--- WORK INSTRUCTIONS ---
In the records below, find each line with "stavu" and copy it.

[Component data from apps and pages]
────────
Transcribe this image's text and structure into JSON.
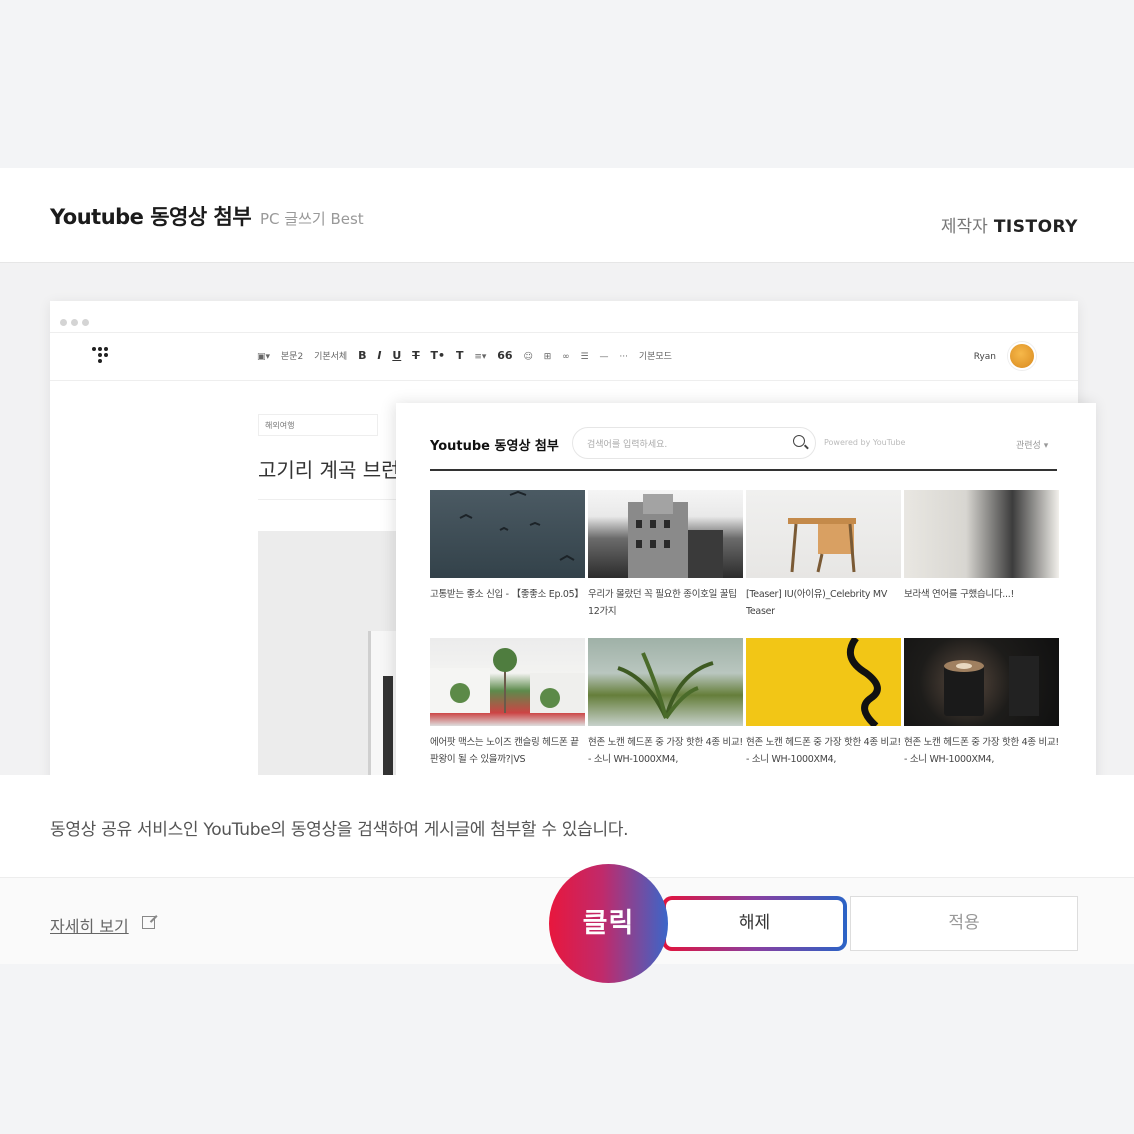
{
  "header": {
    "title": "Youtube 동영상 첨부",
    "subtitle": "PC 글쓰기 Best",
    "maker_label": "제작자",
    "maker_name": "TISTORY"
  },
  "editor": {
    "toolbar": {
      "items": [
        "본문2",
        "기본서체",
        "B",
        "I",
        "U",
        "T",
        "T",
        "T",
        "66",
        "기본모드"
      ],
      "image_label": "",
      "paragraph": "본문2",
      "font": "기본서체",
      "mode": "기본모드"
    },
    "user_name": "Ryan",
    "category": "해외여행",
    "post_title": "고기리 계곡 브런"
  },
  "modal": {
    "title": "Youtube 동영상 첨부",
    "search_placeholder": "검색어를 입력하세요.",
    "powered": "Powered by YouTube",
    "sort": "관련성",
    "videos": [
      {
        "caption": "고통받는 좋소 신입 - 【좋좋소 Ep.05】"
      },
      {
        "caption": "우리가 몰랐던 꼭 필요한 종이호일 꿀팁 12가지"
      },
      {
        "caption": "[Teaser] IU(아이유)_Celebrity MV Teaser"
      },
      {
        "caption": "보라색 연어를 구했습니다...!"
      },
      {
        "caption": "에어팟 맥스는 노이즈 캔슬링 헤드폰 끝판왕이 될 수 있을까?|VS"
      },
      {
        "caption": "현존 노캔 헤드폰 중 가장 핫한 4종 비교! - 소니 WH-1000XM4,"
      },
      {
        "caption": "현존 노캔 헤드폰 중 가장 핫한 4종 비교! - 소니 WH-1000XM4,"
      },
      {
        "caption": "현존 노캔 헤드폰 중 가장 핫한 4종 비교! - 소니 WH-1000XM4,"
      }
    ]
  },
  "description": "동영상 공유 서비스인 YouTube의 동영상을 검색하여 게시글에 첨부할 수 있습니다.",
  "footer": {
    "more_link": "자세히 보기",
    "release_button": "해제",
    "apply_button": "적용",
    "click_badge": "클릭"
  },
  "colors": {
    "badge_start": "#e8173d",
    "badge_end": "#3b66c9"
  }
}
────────
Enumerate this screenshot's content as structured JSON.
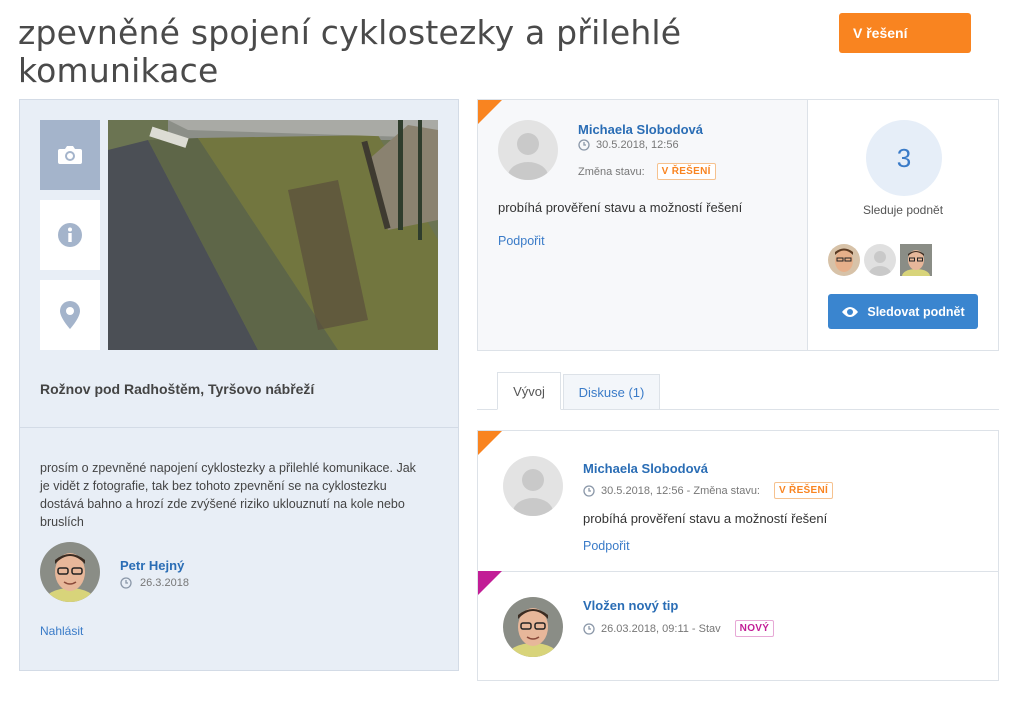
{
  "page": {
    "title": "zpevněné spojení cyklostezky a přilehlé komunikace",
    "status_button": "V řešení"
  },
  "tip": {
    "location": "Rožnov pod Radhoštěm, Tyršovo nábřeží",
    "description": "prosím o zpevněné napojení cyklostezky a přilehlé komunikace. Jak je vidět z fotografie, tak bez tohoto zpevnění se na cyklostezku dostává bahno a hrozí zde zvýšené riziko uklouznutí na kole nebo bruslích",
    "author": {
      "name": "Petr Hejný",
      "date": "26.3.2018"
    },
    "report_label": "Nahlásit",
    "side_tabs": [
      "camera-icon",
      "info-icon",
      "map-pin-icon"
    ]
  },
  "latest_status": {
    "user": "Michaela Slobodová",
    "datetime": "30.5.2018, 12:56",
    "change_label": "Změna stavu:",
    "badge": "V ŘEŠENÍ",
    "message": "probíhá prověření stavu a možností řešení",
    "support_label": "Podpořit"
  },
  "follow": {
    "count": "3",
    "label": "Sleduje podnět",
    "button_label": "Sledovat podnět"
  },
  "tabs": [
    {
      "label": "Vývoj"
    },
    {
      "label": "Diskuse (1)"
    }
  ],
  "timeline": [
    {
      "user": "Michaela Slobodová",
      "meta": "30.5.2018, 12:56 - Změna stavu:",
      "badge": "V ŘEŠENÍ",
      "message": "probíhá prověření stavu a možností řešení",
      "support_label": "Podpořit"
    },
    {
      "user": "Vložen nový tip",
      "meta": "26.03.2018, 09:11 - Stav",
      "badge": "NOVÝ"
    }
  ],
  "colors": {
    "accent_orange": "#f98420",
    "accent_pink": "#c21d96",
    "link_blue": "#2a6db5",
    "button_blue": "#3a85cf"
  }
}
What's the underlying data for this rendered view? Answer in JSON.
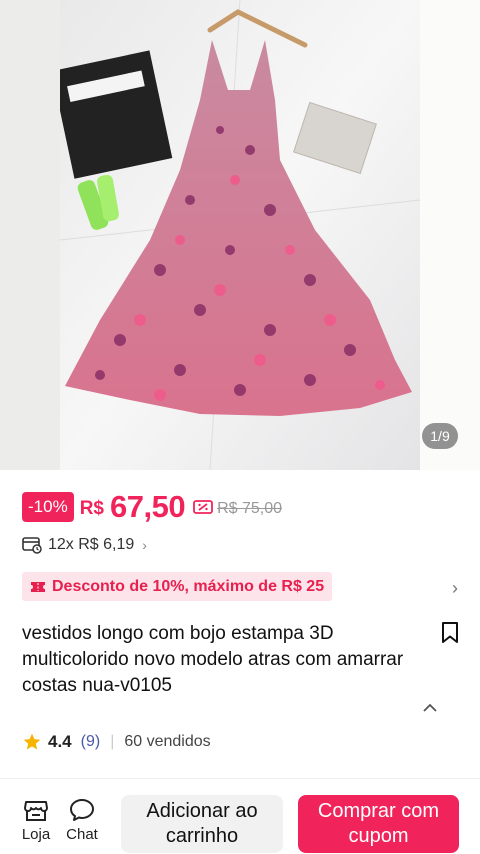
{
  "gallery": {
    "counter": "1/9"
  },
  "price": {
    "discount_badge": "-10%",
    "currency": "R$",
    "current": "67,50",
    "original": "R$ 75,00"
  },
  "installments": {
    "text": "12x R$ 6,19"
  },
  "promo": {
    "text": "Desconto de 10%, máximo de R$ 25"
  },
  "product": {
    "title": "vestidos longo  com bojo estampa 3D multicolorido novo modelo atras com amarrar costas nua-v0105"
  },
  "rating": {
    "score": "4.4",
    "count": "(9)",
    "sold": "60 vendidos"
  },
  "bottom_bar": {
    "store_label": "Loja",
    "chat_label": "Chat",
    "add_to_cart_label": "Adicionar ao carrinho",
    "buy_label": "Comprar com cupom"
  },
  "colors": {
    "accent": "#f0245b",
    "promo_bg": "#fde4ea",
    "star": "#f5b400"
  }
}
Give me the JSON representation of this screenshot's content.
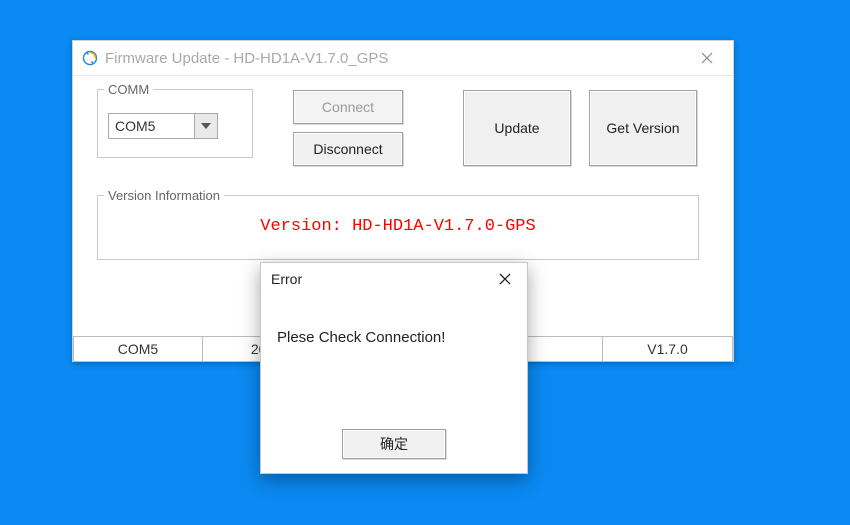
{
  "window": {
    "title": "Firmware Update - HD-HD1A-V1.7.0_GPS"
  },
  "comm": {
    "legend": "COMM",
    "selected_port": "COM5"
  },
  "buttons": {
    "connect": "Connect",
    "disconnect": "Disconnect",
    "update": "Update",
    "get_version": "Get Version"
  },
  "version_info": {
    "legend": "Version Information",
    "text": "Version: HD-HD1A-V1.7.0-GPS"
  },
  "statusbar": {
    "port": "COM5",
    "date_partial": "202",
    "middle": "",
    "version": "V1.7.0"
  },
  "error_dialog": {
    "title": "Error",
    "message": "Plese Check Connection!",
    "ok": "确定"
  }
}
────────
--- SOLVED PROBLEM ---
    "change_label": "Změna stavu:",
    "message": "probíhá prověření stavu a možností řešení",
      "meta": "30.5.2018, 12:56 - Změna stavu:",
      "message": "probíhá prověření stavu a možností řešení",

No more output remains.